"I have been in it, you know, working along with my kids," she said in a phone interview on the eve of a world tour in support of her new album.
"I try to keep that fire burning inside of me. I'm always a part of the music, and even though I'm not always doing Rita Marley, I'm always working with the kids, I'm in the studio with them, I sing on their records, I work with the I-Threes [Bob Marley's original backup vocal group], and I do a little now and then in Jamaica."
But she admitted that it's a "great feeling" to be doing her own thing - a new album and a tour - again.
"We give so much to others that sometimes we tend to forget our own feelings."
Born in Cuba, Rita Marley (then Rita Anderson) was raised from early childhood in Trenchtown, a ghetto in Kingston, Jamaica. She started her singing career in the early '60s in an all-female vocal group called the "Soulettes."
Through her involvement with music she met Bob Marley, and the two were married in 1966. At the time, Rita Marley never suspected that her husband would become a legend, leading a musical movement whose influence would ultimately seep into the pop music of cultures around the world. Bob Marley's songs of freedom - spelling out the plight of the Jamaican underclass and imbued with the faith of Rastafarianism and the rhythm of reggae - were unique in the global music market. For seven years and as many al b
ums, Rita Marley was right there, supporting Bob, touring with him and his group The Wailers, singing on her own or with the I-Threes, and raising her family.
"Bob was so real. It wasn't m singing this today,' and tonight I'm going to be funking. She laughed. I asked her to explain "funking" to readers. "You know," she said, "Going into another bag [another style]."
Rita Marley believes strongly in the power of music. "Its main purpose is to bring about changes in the system, in the society." She went on to talk about the impact of Bob Marley's music specifically. "It has made a change in my life. I have heard people giving different testimonies about what the music has done for them, for their children, for their life, for their marriages. It's a strength to people."
Referring to one of her own songs, entitled "There Will Always Be Music," she said, "As the song says: 'All things shall perish from under the sky but music alone shall live.' Whatever time we're passing through, there will always be music."

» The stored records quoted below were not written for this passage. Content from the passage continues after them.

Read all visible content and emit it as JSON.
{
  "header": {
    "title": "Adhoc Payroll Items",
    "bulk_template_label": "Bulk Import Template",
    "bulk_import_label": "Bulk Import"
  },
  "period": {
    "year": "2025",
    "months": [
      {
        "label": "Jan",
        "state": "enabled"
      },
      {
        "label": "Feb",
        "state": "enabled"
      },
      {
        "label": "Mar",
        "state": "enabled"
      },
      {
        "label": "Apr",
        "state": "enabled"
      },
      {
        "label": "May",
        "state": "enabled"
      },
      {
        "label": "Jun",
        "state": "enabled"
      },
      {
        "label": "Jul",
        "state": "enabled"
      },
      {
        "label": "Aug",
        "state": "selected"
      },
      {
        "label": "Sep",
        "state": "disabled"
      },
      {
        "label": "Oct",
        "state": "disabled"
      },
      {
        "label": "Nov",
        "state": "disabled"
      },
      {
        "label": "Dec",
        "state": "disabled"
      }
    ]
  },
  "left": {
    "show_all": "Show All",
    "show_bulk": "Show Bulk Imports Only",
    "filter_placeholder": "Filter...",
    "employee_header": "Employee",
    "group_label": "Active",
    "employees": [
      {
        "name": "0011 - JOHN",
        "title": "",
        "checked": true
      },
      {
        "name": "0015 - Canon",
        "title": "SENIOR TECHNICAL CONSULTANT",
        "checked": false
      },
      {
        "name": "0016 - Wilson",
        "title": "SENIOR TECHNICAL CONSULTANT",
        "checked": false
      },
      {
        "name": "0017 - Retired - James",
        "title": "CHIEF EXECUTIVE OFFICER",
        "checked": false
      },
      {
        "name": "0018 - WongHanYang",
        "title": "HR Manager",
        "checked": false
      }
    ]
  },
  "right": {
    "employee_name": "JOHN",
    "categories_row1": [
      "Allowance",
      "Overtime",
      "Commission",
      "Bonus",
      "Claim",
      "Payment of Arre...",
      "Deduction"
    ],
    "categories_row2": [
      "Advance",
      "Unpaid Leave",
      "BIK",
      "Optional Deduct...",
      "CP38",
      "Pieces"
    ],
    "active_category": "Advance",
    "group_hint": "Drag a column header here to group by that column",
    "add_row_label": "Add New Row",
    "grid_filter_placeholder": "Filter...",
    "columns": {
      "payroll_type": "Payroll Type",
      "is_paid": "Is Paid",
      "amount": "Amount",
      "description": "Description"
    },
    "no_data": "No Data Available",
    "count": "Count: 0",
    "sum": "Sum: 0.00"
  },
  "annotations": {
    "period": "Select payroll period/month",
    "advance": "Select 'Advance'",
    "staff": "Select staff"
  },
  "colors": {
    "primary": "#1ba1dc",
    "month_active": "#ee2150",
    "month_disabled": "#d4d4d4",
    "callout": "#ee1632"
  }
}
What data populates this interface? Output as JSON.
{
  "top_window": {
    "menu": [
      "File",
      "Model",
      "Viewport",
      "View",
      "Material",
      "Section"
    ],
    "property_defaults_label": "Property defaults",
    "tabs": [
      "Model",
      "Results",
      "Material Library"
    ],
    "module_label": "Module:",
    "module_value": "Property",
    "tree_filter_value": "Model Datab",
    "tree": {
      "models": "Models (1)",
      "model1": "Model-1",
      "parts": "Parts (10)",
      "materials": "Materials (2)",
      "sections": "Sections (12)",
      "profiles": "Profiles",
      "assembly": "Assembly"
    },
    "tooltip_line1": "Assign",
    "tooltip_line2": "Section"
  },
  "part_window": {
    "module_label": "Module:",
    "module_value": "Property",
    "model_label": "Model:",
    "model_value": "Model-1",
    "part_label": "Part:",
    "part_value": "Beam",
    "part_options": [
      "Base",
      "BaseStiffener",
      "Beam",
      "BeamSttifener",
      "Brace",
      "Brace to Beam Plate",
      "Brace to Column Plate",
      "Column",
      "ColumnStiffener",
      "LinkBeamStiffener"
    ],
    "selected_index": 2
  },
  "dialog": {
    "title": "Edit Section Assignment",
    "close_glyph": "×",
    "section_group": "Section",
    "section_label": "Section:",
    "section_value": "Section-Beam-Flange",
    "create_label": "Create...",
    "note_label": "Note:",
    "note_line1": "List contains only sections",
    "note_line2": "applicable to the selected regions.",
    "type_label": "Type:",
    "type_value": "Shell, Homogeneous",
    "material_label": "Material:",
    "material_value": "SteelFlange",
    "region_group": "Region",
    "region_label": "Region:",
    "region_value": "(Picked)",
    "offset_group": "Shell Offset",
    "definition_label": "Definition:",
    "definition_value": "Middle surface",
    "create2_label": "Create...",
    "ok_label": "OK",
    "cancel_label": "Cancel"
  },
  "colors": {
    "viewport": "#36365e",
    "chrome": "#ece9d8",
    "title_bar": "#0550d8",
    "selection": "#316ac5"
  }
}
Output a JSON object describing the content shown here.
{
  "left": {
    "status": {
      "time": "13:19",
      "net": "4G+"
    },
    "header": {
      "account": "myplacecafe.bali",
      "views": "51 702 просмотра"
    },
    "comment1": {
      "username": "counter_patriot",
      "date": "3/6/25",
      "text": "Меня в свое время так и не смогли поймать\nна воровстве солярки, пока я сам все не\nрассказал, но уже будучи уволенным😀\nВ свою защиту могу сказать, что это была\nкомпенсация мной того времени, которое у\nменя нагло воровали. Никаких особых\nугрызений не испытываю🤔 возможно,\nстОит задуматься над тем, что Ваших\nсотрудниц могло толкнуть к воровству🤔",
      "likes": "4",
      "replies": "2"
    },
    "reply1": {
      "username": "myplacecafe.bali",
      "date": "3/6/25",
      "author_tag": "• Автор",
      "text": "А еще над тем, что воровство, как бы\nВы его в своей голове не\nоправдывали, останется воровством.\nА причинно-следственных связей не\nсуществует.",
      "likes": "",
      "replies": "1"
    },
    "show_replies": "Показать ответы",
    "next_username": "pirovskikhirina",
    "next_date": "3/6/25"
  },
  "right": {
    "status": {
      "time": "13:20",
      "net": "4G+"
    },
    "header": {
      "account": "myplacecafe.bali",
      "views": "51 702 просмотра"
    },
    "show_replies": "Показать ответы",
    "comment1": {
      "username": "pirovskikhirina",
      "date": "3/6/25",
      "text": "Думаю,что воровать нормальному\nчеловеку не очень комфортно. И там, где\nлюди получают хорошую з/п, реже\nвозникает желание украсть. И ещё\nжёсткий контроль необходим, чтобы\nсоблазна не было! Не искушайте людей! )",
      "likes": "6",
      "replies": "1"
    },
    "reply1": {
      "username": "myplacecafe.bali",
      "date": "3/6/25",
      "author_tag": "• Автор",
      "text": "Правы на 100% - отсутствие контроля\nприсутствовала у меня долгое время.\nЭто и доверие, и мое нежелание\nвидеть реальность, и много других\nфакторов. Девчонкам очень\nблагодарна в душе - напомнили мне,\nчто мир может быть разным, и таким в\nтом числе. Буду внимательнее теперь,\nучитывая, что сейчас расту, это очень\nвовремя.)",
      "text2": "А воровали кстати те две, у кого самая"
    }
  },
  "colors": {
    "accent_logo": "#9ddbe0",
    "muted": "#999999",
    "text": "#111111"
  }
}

When Bob Marley died in 1981, Rita Marley determined to carry on the Marley legacy. But the multimillion-dollar Marley estate was left in a tangled mess. According to Rastafarian custom there was no will, and Rita Marley was left to sort out the endless squabbles among relatives and the questionable tactics of her lawyers. She hopes that it will all be settled before the year is out, but, she said, "The lawyers would like for it to go on for another 20 years."
To get through this difficulty, as well as other problems in her life, Rita Marley turns to her religion for inspiration.
"It's the good overcoming the evil. I believe in that. It may take awhile, but in the long run the victory will be for good."
What is the essence of Rastafarianism, to Rita Marley?
"It's having faith in God, and being strong about what you believe in, what you stand for, what you're not going to be giving in to. God gives you strength, because the one thing He loves is when you let go and let God ... giving Him that privilege of doing what's His."
* Rita Marley's world tour began here on May 18. It will take her around the US, to Europe, and Africa.